Why did his initial plans make such a serendipitous contrasting turn?
… because the subject matter is the violent portrayals of God in the Old Testament.
Many are well aware of the tough pill to swallow that is OT violence, and the negative affect it can have on churches. Several authors have attempted to reconcile these issues in the past. These attempts to reconcile these difficult passages end up dismissing them in one form or another. Jesus was an advocate for, and student of, the OT scriptures, and according to Boyd, we cannot settle for this approach to passage that Jesus himself considered inspired. Though these passages seem antithetical to the character of God, there must be something deeper. Boyd shows us that the conundrum goes beyond the ethical explanations into an epistemological realm. He proposes a new framework for a systemic approach of scripture which he calls a Cruciform Hermeneutic—meaning that Christ on the Cross (cruciform) is the lens for interpretation (hermeneutic). His argument, then, is that the violent depictions of God in the OT cover God’s true revelation of Himself through Christ on the cross. Volume One presents the issue and builds a case for the Cruciform Hermeneutic. Volume Two clarifies the hermeneutic’s function and applying it to various OT texts.
This book is foundational and needed for the church today. The length is certainly going to be intimidating to most, but don’t let that deceive you! It is very readable! Boyd’s writing is passionately ambitious, thoroughly researched, and fearlessly unapologetic throughout. Future books dealing with OT violence will need to approach the battlefield of Boyd’s arguments (pun intended) in both content and price (just under $40). If the praise and price won’t justify you purchasing a book this long, there is good news! An abridged version will be released this August called Cross Vision: How the Crucifixion of Jesus makes sense of Old Testament Violence.

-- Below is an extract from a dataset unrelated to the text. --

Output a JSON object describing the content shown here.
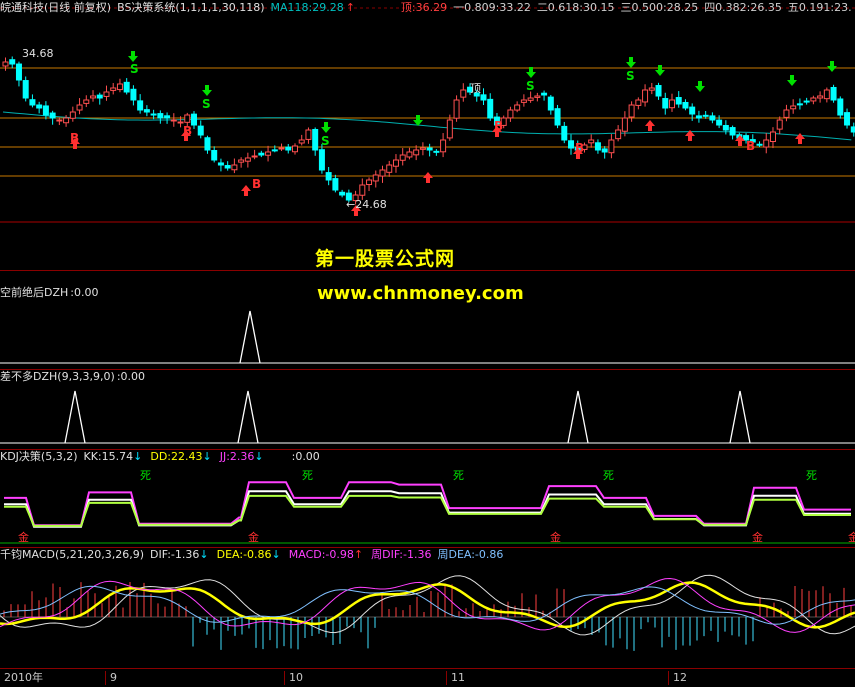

The length of this review does not hold a candle to the book’s value. The depth of information it holds demands extensive comment and analysis. I would love to eventually post a seven part series, one for each of its components, but am currently doing a four part series already for Paul & the Gift (here’s the link to the first post of that series if you’re interested).
Disclaimer: Thank you to Fortress Press for kindly providing me with a review copy of this book in exchange for an honest review. This provision did not affect my review and the thoughts are my own.